▶ [Your assignment]
When you copy the records that follow, please keep every word exactly as it is and leave out the pictures.

(Website and app data records)
□ □ □

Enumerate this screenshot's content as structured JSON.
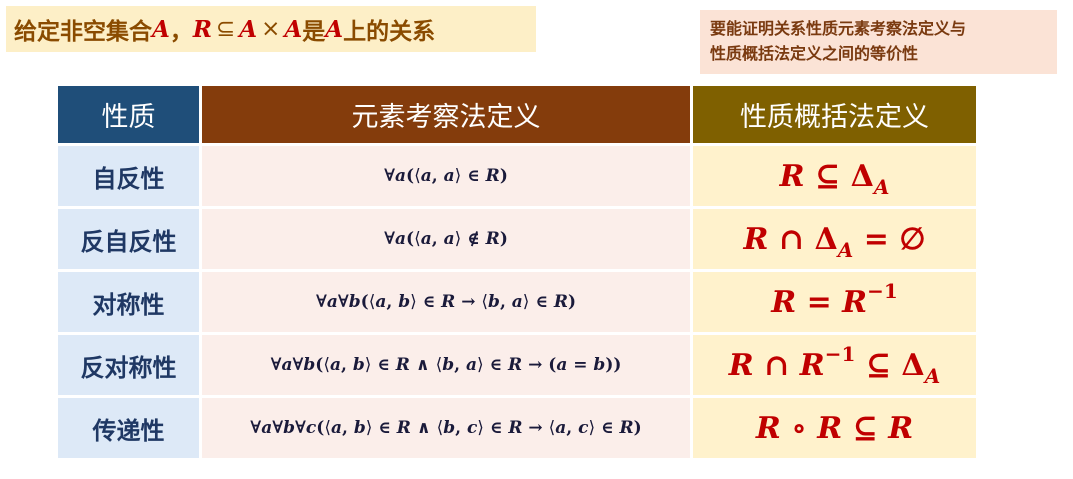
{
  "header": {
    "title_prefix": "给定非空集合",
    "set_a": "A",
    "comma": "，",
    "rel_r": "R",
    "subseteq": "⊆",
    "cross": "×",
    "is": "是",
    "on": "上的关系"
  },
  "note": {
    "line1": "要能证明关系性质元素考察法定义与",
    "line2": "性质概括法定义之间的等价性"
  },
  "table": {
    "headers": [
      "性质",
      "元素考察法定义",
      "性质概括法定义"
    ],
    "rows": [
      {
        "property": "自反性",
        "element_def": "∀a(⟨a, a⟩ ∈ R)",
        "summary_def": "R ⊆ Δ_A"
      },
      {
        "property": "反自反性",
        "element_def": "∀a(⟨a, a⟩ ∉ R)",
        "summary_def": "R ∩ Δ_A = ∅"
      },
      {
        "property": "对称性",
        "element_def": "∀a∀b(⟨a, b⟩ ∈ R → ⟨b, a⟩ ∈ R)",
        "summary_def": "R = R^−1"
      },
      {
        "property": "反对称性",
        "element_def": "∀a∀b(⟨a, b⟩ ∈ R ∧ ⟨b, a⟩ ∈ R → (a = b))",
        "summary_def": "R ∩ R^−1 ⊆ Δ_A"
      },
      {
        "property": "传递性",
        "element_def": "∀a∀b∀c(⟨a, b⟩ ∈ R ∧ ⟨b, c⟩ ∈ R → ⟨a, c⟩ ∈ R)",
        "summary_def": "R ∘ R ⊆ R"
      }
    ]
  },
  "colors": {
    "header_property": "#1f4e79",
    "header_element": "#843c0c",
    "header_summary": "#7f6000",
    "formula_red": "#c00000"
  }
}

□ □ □

▶ [Answer space]
Enumerate this screenshot's content as structured JSON.
{
  "header": {
    "title_prefix": "给定非空集合",
    "set_a": "A",
    "comma": "，",
    "rel_r": "R",
    "subseteq": "⊆",
    "cross": "×",
    "is": "是",
    "on": "上的关系"
  },
  "note": {
    "line1": "要能证明关系性质元素考察法定义与",
    "line2": "性质概括法定义之间的等价性"
  },
  "table": {
    "headers": [
      "性质",
      "元素考察法定义",
      "性质概括法定义"
    ],
    "rows": [
      {
        "property": "自反性",
        "element_def": "∀a(⟨a, a⟩ ∈ R)",
        "summary_def": "R ⊆ Δ_A"
      },
      {
        "property": "反自反性",
        "element_def": "∀a(⟨a, a⟩ ∉ R)",
        "summary_def": "R ∩ Δ_A = ∅"
      },
      {
        "property": "对称性",
        "element_def": "∀a∀b(⟨a, b⟩ ∈ R → ⟨b, a⟩ ∈ R)",
        "summary_def": "R = R^−1"
      },
      {
        "property": "反对称性",
        "element_def": "∀a∀b(⟨a, b⟩ ∈ R ∧ ⟨b, a⟩ ∈ R → (a = b))",
        "summary_def": "R ∩ R^−1 ⊆ Δ_A"
      },
      {
        "property": "传递性",
        "element_def": "∀a∀b∀c(⟨a, b⟩ ∈ R ∧ ⟨b, c⟩ ∈ R → ⟨a, c⟩ ∈ R)",
        "summary_def": "R ∘ R ⊆ R"
      }
    ]
  },
  "colors": {
    "header_property": "#1f4e79",
    "header_element": "#843c0c",
    "header_summary": "#7f6000",
    "formula_red": "#c00000"
  }
}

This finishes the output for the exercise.